The question of how to determine the right nicotine level in your e-liquid for your needs is an important one, including if you’re taking up vaping in the first place as a way to help you to quit smoking.
After all, if your vaping doesn’t provide you with a satisfactory nicotine hit, you might find yourself craving traditional cigarettes – and if you do lapse into going back to smoking, that would rather defeat the point of you having switched to vaping at all.
So, whether you’re looking at different 10ml e-juices from stores like Shisha Vibe and comparing how much nicotine they contain ‘off the shelf’, or instead mixing your own e-liquids and trying to get the balance right with how much nicotine you include, what do you need to know?
The role of the Tobacco Products Directive

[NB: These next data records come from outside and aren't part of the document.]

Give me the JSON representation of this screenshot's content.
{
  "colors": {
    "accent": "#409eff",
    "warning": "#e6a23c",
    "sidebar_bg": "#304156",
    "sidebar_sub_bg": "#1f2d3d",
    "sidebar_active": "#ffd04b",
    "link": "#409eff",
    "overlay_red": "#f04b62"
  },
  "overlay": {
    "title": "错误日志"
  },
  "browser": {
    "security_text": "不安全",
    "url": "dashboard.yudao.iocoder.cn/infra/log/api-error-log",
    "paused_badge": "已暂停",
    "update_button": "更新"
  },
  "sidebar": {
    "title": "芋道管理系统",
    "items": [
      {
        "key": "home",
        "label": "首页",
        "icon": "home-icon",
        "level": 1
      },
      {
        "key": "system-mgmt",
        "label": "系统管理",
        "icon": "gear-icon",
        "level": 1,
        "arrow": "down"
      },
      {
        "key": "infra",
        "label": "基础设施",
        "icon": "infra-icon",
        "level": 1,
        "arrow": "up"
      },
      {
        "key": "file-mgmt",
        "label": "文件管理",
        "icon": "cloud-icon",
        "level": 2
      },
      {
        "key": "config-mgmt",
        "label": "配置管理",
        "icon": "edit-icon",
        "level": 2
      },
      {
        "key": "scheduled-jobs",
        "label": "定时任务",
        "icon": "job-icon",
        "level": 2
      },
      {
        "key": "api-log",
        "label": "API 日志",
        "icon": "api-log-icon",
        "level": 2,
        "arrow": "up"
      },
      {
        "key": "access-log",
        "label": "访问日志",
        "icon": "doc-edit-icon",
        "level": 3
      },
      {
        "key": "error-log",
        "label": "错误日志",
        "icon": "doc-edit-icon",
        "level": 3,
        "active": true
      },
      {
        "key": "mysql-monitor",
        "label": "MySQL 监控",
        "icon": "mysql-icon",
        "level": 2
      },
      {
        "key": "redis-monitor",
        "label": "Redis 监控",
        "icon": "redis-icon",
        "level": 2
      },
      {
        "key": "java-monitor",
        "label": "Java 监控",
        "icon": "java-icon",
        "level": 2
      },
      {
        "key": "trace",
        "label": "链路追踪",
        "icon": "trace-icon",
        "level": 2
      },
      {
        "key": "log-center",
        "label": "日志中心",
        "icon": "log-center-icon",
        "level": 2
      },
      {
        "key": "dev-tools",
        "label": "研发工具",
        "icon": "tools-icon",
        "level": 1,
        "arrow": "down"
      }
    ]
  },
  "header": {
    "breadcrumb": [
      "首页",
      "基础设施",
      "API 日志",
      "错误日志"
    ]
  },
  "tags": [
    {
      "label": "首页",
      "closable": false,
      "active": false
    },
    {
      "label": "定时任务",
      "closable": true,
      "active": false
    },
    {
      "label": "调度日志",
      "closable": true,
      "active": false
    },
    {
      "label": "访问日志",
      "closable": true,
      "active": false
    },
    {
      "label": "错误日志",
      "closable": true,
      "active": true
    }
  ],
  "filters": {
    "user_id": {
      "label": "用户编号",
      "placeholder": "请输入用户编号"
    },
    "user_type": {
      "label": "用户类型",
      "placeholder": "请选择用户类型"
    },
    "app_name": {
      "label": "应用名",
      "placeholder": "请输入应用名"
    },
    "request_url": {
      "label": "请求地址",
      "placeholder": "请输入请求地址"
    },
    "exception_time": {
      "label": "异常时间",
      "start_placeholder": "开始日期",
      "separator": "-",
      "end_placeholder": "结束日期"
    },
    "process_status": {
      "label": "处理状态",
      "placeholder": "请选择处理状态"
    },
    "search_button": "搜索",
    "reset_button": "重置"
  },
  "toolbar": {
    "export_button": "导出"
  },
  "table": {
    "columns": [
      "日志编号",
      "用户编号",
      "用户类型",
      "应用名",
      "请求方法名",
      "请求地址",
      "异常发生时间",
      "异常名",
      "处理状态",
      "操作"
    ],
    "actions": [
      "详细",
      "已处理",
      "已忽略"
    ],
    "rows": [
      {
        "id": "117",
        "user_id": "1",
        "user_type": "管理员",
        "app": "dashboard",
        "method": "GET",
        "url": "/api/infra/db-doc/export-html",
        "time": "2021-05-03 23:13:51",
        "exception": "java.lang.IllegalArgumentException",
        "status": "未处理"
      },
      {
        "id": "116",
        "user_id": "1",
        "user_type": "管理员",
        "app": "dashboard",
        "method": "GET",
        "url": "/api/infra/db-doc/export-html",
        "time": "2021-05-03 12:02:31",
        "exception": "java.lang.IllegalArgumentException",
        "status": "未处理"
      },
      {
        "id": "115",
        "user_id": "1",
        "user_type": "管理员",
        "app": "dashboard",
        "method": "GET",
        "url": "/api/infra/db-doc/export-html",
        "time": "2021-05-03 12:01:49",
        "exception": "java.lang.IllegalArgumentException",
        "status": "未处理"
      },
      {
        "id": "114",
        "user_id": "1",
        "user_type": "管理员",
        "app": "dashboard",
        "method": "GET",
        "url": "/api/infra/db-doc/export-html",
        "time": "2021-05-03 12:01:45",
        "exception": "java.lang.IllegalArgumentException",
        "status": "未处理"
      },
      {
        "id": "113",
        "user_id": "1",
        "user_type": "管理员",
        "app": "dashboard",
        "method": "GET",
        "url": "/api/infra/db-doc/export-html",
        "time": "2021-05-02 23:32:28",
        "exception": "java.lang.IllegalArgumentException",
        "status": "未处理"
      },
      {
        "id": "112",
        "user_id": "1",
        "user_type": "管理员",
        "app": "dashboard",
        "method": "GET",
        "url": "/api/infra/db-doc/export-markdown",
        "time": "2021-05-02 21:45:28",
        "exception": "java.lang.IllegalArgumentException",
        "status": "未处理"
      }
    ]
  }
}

Often referred to simply as the TPD, this European Union (EU) directive that became applicable in EU member states – including the UK – in 2016 is an important one to understand when you’re trying to determine how to achieve the right level of nicotine in your e-juice.
It is this directive that means, in the UK and the EU, you can’t simply walk into a vaping store and expect to pick up any e-liquid in any bottle size, with whatever nicotine strength you might desire.
Instead, if the e-liquid that you buy is to contain any nicotine at all, the largest bottle of e-juice that you can legally buy is a 10ml one, while the nicotine content in such a product is also limited to 20mg/ml at the most (don’t worry, we’ll explain those acronyms in a minute).
For nicotine-free e-liquid, though, there are no such rules governing the bottle size. This led to the emergence of what are known as shortfills, which are larger bottles of e-liquid containing zero nicotine. However, these bottles also have some space left in the bottle for vapers to add nicotine ‘shots’, which they can mix into the e-liquid to reach the nicotine level they want.
So, what do those acronyms mean?
In short, the ‘mg’ refers to ‘milligrams’, while the ‘ml’ refers to each ‘millilitre’ of e-liquid. So, in the above example, 20mg/ml means 20 milligrams of nicotine per millilitre of e-juice.
Nicotine shots, too, come in different strengths for when you are adding them to shortfills. This means that if, for instance, you add a single 10ml nicotine shot with a strength of 9mg to 50ml of nicotine-free e-liquid, you’ll get 60ml of e-juice with a nicotine strength of 1.5mg.
The key factors when deciding on the right nicotine strength for you
The most suitable nicotine level for your own vaping will depend on a range of factors, including your current nicotine intake, your taste preferences, your vaping habits, and what you wish to get out of vaping, in terms of both the all-round experience and your health goals.
If, for example, you are only just starting to vape having been a long-time smoker, it makes sense to ensure your nicotine intake when vaping – at least initially – matches what your nicotine intake was as a smoker. This will help to boost your vaping satisfaction and keep those cravings for traditional cigarettes at bay.
You may then choose to gradually lower your nicotine strength in your e-liquids over time, until you have completed the transition from smoking to vaping. And who knows – maybe, eventually, you’ll even be able to stop vaping, bringing your nicotine intake to zero in the process. Just don’t try to rush it, as you won’t want to become so dissatisfied with your vaping experience in a short period of time that you end up rebounding to full-on smoking.
It’s also important to bear in mind that while vaping largely resembles the sensation of smoking, it is not quite the same. You’ll tend to get a slower nicotine hit when vaping than when smoking, so you might find yourself vaping small amounts regularly throughout the day in order to get an ‘equivalent’ nicotine experience to when you were smoking.
This might mean that even if you’re a long-time heavy smoker, you won’t need your e-liquid to have a high nicotine strength. It does also mean, though, that you’ll need to account for such things as how frequently you vape, and how long your vaping sessions are, as this will all influence your accumulative nicotine intake each day.
Finally, E-liquid containing nicotine doesn’t actually have a different taste compared to e-liquid that lacks it, and you may or may not like this taste.
There you have it – a rundown of what you should be thinking about when you’re trying to settle on the most appropriate nicotine strength when vaping, whether you’re taking up vaping as a way to stop smoking, or instead simply as its own pleasure.